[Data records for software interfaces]
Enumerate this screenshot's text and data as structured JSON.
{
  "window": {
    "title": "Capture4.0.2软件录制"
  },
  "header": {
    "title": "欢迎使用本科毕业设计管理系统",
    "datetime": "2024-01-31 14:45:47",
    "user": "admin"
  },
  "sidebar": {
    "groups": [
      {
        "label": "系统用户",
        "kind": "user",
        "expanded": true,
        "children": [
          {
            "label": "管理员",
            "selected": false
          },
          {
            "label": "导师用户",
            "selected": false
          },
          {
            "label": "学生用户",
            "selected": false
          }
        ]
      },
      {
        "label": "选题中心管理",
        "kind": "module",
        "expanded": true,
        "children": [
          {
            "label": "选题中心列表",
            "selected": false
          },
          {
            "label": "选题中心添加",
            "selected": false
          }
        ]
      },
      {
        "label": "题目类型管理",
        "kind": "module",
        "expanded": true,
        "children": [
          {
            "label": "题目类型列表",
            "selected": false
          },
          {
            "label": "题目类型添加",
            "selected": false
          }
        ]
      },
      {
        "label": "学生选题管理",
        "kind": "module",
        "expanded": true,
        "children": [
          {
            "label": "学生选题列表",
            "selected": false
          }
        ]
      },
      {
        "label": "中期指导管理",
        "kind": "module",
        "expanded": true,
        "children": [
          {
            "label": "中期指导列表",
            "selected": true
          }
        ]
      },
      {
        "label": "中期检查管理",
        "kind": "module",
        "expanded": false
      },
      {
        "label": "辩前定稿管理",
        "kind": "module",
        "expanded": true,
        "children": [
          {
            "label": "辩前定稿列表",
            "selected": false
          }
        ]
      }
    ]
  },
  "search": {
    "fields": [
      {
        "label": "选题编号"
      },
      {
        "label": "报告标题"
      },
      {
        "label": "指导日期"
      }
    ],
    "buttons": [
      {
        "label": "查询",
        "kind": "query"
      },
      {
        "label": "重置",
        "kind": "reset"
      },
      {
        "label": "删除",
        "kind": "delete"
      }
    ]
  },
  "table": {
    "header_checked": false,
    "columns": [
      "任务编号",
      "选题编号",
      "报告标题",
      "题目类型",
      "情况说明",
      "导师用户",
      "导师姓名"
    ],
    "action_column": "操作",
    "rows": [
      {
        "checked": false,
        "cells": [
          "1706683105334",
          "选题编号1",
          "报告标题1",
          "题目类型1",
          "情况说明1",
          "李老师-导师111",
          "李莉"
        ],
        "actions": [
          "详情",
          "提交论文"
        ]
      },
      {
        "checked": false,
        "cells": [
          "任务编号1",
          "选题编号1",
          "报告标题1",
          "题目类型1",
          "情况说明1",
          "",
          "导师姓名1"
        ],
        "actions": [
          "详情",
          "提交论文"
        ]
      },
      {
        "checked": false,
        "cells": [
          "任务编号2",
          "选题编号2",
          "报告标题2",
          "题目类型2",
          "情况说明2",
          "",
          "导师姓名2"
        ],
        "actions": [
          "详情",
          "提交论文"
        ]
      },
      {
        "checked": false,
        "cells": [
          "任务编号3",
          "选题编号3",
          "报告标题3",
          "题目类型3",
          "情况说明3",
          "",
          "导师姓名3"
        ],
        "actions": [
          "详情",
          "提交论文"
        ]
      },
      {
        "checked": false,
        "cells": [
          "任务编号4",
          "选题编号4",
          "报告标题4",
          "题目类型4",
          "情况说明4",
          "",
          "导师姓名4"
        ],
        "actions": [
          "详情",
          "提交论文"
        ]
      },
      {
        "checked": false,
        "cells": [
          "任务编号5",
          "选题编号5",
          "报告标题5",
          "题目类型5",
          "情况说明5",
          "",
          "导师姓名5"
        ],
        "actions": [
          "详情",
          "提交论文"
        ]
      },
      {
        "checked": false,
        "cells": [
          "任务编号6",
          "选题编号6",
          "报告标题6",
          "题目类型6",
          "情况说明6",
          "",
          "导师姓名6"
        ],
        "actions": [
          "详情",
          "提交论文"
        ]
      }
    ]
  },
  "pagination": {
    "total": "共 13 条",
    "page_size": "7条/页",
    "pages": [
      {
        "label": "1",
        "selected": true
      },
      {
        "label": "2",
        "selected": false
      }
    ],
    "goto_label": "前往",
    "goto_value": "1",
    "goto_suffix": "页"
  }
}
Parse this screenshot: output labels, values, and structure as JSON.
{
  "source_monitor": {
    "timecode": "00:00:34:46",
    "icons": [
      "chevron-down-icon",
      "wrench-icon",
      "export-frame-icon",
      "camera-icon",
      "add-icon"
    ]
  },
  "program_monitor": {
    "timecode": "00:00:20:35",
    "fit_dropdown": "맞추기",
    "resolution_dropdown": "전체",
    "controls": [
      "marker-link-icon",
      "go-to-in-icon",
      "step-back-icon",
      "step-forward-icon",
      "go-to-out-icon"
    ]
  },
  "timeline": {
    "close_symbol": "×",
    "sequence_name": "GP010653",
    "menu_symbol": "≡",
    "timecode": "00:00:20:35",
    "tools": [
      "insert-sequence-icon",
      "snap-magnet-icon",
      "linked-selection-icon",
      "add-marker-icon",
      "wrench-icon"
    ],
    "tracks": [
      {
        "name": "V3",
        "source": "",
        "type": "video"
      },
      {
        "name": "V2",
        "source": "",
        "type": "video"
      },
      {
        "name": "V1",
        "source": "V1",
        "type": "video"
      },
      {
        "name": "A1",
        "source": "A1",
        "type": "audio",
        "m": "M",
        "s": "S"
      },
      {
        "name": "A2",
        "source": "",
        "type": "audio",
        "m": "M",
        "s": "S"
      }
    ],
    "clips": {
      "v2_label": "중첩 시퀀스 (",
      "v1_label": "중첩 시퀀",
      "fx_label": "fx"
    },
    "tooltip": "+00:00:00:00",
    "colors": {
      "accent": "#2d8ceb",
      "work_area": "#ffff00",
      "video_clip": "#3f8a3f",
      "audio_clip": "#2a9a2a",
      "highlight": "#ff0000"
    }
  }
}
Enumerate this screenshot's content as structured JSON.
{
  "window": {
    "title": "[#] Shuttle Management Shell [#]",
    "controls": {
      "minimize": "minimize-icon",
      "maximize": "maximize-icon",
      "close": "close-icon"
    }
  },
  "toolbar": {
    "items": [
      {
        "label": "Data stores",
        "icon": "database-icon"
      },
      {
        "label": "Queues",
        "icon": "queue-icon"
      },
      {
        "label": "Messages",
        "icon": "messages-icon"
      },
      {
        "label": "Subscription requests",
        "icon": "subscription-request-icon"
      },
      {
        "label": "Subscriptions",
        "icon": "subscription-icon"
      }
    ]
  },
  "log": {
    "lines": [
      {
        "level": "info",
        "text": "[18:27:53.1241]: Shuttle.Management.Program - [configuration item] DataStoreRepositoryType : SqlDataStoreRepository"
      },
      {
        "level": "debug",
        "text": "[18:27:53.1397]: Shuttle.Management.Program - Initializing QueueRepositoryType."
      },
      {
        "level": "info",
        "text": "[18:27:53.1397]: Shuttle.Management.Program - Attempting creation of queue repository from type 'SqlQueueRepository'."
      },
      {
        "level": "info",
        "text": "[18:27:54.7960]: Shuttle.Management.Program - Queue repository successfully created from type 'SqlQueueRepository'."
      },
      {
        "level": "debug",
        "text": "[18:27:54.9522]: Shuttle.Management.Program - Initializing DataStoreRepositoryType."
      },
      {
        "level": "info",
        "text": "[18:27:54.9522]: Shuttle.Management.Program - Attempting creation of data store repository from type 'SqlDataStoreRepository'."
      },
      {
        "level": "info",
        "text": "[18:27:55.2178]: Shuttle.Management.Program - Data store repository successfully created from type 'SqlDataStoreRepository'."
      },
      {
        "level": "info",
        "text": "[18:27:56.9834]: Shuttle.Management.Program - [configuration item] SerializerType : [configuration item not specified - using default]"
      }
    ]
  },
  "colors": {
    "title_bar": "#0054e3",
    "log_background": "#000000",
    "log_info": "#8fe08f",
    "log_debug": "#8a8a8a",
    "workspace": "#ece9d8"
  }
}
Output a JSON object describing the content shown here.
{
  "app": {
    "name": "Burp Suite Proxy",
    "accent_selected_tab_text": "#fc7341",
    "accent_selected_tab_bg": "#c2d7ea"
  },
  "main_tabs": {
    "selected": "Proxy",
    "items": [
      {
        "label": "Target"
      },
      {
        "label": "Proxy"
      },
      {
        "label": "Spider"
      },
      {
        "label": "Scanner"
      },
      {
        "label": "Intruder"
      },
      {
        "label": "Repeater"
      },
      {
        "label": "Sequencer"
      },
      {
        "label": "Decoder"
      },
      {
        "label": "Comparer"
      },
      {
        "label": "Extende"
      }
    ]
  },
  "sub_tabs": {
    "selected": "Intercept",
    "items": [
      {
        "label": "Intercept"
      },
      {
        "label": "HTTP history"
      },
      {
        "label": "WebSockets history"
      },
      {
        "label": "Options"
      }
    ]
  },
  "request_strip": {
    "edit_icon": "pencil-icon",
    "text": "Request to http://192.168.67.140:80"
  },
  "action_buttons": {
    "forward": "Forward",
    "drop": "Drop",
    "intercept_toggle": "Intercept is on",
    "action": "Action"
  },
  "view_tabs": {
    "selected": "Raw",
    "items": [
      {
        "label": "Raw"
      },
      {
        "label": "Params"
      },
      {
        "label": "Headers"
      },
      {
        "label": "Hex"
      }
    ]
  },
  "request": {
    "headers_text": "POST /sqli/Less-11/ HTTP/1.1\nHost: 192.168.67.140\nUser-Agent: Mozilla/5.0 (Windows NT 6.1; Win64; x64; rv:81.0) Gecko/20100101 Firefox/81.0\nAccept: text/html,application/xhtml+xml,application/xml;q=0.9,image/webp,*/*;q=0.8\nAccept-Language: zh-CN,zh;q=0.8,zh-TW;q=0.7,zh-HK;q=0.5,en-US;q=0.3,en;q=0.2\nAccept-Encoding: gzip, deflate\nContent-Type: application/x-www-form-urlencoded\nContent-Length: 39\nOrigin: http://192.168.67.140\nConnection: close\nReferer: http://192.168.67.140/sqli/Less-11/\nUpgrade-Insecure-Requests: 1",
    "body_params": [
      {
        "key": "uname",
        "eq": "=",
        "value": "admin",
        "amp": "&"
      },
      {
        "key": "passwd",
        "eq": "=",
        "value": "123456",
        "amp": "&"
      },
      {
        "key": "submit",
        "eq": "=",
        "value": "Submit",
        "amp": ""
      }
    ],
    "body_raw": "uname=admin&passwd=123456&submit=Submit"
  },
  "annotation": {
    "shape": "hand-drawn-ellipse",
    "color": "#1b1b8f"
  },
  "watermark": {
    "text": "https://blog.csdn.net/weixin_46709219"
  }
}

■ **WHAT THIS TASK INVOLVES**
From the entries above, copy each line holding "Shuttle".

■ **ANSWER BELOW**
    "title": "[#] Shuttle Management Shell [#]",
        "text": "[18:27:53.1241]: Shuttle.Management.Program - [configuration item] DataStoreRepositoryType : SqlDataStoreRepository"
        "text": "[18:27:53.1397]: Shuttle.Management.Program - Initializing QueueRepositoryType."
        "text": "[18:27:53.1397]: Shuttle.Management.Program - Attempting creation of queue repository from type 'SqlQueueRepository'."
        "text": "[18:27:54.7960]: Shuttle.Management.Program - Queue repository successfully created from type 'SqlQueueRepository'."
        "text": "[18:27:54.9522]: Shuttle.Management.Program - Initializing DataStoreRepositoryType."
        "text": "[18:27:54.9522]: Shuttle.Management.Program - Attempting creation of data store repository from type 'SqlDataStoreRepository'."
        "text": "[18:27:55.2178]: Shuttle.Management.Program - Data store repository successfully created from type 'SqlDataStoreRepository'."
        "text": "[18:27:56.9834]: Shuttle.Management.Program - [configuration item] SerializerType : [configuration item not specified - using default]"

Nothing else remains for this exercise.